When I first heard about it, a while back, it seemed like it might be an example of the movement-ification of American liberalism, in which left-of-center types (especially people in the press) who once would have airily dismissed the idea that they belonged to a partisan "team" began attempting to imitate the conservative movement out of horror at its successes. But then again maybe the email list is just a wonderfully high-minded attempt to "illuminate standard political reporting with expert policy commentary," with no partisan purpose whatsoever.Ah, if only liberals could do something as disciplined as all get on message. When I first moved to D.C. a lot of liberals whistfully talked about trying to be as "on message" as the Bush administration. But if there's anything I've learned in the last two years of blogging (oh my god, it's been two years) it's that if there's anything liberals love more than, say, Barack Obama, it's disagreeing with one another. And not just polite disagreement. Liberals can be mean to each other, really mean.
And I think that's probably a good thing. After all, sometimes when people you might broadly disagree with find holes in your argument it makes it better. It makes your thoughts stronger. Sometimes, it even changes your mind.
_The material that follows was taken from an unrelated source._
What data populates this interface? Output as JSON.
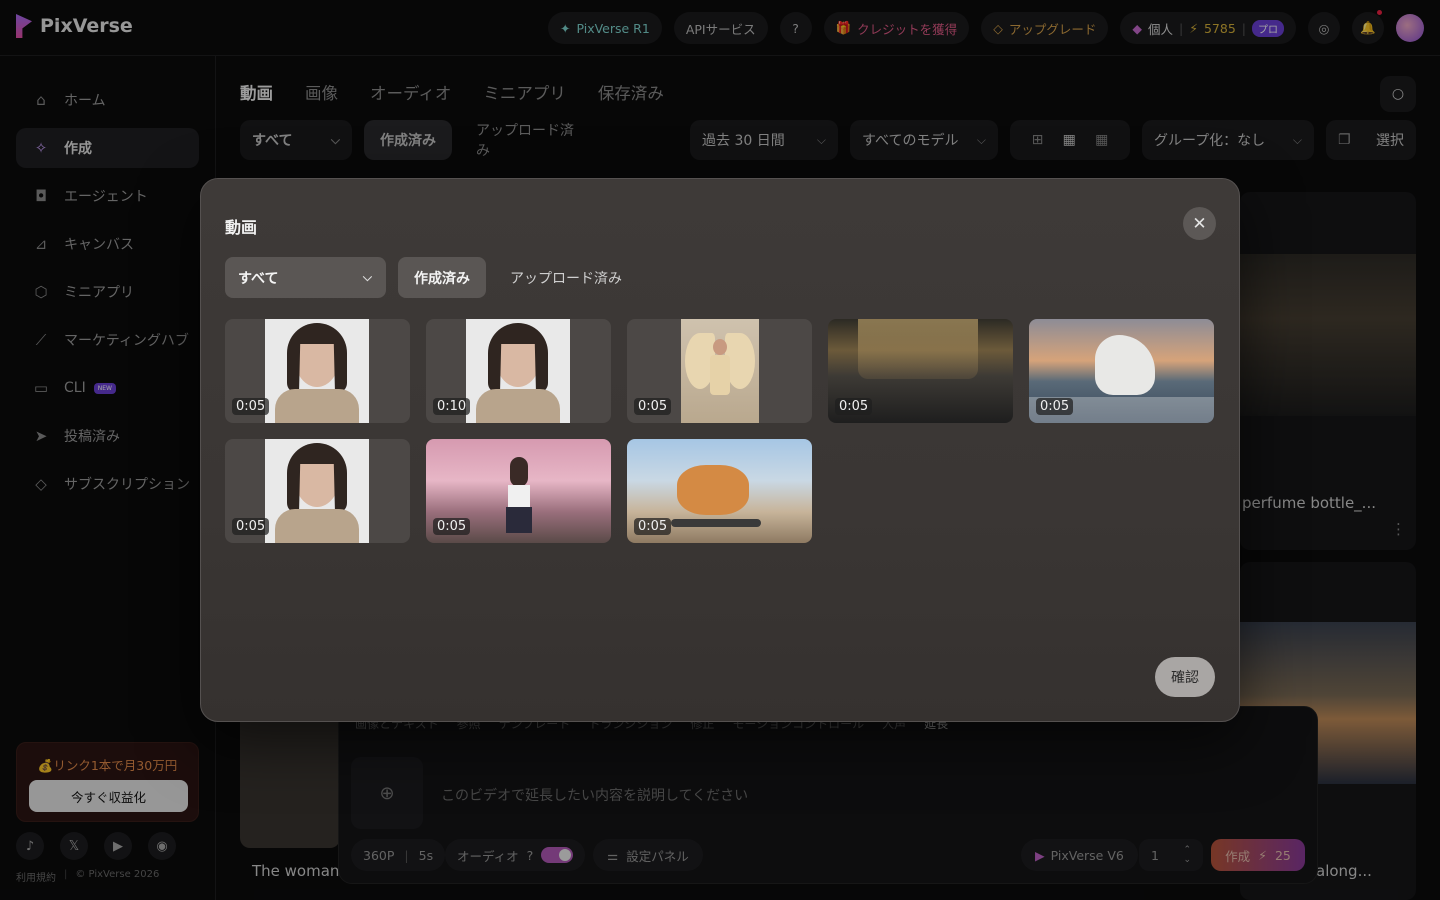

I don't know if that's what conservatives would do if they were all on a secret email list together, but I think we can pretty much guess that a list of centrists, left-of-centrists, and outright flaming liberals will never be able to get on message. I just don't think it'd ever be possible.